*** DATA PROVIDED ***

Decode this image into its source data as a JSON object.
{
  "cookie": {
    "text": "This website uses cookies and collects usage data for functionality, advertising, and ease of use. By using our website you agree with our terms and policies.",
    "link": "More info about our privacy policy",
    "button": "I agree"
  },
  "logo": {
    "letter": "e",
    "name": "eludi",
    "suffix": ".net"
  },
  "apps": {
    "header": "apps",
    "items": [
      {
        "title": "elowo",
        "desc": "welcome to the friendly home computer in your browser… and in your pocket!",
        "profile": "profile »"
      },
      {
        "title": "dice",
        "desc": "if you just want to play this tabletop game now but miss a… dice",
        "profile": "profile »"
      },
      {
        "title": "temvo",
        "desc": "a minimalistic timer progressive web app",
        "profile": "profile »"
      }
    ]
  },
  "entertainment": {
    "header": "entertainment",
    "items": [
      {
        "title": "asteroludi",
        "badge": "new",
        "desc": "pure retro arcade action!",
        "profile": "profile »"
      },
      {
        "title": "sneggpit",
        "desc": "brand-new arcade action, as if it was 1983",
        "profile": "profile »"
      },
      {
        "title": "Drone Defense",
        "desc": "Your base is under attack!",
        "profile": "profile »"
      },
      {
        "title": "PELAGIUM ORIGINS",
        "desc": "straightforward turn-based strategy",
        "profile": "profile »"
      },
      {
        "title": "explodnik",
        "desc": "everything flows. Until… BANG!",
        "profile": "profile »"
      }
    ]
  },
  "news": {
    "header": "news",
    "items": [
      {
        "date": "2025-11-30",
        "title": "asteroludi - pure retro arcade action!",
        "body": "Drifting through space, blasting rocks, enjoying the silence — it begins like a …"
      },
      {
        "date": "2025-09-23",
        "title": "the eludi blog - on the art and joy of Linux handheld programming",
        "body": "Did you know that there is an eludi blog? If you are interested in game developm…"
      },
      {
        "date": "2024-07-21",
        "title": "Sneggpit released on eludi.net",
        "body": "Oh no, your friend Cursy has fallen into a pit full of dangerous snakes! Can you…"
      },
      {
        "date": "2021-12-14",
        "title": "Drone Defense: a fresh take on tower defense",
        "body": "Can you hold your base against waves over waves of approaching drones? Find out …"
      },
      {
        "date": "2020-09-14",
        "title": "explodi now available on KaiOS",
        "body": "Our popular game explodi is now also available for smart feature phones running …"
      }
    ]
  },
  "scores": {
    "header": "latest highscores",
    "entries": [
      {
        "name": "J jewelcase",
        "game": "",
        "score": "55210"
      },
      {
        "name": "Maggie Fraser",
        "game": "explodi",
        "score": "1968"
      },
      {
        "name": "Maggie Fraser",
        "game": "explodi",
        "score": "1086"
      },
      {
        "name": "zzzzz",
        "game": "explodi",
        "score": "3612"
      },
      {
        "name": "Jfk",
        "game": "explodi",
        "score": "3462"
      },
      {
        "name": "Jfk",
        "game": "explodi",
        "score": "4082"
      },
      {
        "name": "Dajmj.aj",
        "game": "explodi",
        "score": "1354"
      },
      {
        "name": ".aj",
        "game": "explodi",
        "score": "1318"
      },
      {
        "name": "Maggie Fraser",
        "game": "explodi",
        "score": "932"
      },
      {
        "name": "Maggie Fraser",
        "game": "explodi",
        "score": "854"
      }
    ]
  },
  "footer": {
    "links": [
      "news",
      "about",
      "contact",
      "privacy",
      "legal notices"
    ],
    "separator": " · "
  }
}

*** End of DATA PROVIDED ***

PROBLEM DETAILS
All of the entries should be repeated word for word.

OUTPUT FOR THIS TASK
Decode this image into its source data as a JSON object.
{
  "cookie": {
    "text": "This website uses cookies and collects usage data for functionality, advertising, and ease of use. By using our website you agree with our terms and policies.",
    "link": "More info about our privacy policy",
    "button": "I agree"
  },
  "logo": {
    "letter": "e",
    "name": "eludi",
    "suffix": ".net"
  },
  "apps": {
    "header": "apps",
    "items": [
      {
        "title": "elowo",
        "desc": "welcome to the friendly home computer in your browser… and in your pocket!",
        "profile": "profile »"
      },
      {
        "title": "dice",
        "desc": "if you just want to play this tabletop game now but miss a… dice",
        "profile": "profile »"
      },
      {
        "title": "temvo",
        "desc": "a minimalistic timer progressive web app",
        "profile": "profile »"
      }
    ]
  },
  "entertainment": {
    "header": "entertainment",
    "items": [
      {
        "title": "asteroludi",
        "badge": "new",
        "desc": "pure retro arcade action!",
        "profile": "profile »"
      },
      {
        "title": "sneggpit",
        "desc": "brand-new arcade action, as if it was 1983",
        "profile": "profile »"
      },
      {
        "title": "Drone Defense",
        "desc": "Your base is under attack!",
        "profile": "profile »"
      },
      {
        "title": "PELAGIUM ORIGINS",
        "desc": "straightforward turn-based strategy",
        "profile": "profile »"
      },
      {
        "title": "explodnik",
        "desc": "everything flows. Until… BANG!",
        "profile": "profile »"
      }
    ]
  },
  "news": {
    "header": "news",
    "items": [
      {
        "date": "2025-11-30",
        "title": "asteroludi - pure retro arcade action!",
        "body": "Drifting through space, blasting rocks, enjoying the silence — it begins like a …"
      },
      {
        "date": "2025-09-23",
        "title": "the eludi blog - on the art and joy of Linux handheld programming",
        "body": "Did you know that there is an eludi blog? If you are interested in game developm…"
      },
      {
        "date": "2024-07-21",
        "title": "Sneggpit released on eludi.net",
        "body": "Oh no, your friend Cursy has fallen into a pit full of dangerous snakes! Can you…"
      },
      {
        "date": "2021-12-14",
        "title": "Drone Defense: a fresh take on tower defense",
        "body": "Can you hold your base against waves over waves of approaching drones? Find out …"
      },
      {
        "date": "2020-09-14",
        "title": "explodi now available on KaiOS",
        "body": "Our popular game explodi is now also available for smart feature phones running …"
      }
    ]
  },
  "scores": {
    "header": "latest highscores",
    "entries": [
      {
        "name": "J jewelcase",
        "game": "",
        "score": "55210"
      },
      {
        "name": "Maggie Fraser",
        "game": "explodi",
        "score": "1968"
      },
      {
        "name": "Maggie Fraser",
        "game": "explodi",
        "score": "1086"
      },
      {
        "name": "zzzzz",
        "game": "explodi",
        "score": "3612"
      },
      {
        "name": "Jfk",
        "game": "explodi",
        "score": "3462"
      },
      {
        "name": "Jfk",
        "game": "explodi",
        "score": "4082"
      },
      {
        "name": "Dajmj.aj",
        "game": "explodi",
        "score": "1354"
      },
      {
        "name": ".aj",
        "game": "explodi",
        "score": "1318"
      },
      {
        "name": "Maggie Fraser",
        "game": "explodi",
        "score": "932"
      },
      {
        "name": "Maggie Fraser",
        "game": "explodi",
        "score": "854"
      }
    ]
  },
  "footer": {
    "links": [
      "news",
      "about",
      "contact",
      "privacy",
      "legal notices"
    ],
    "separator": " · "
  }
}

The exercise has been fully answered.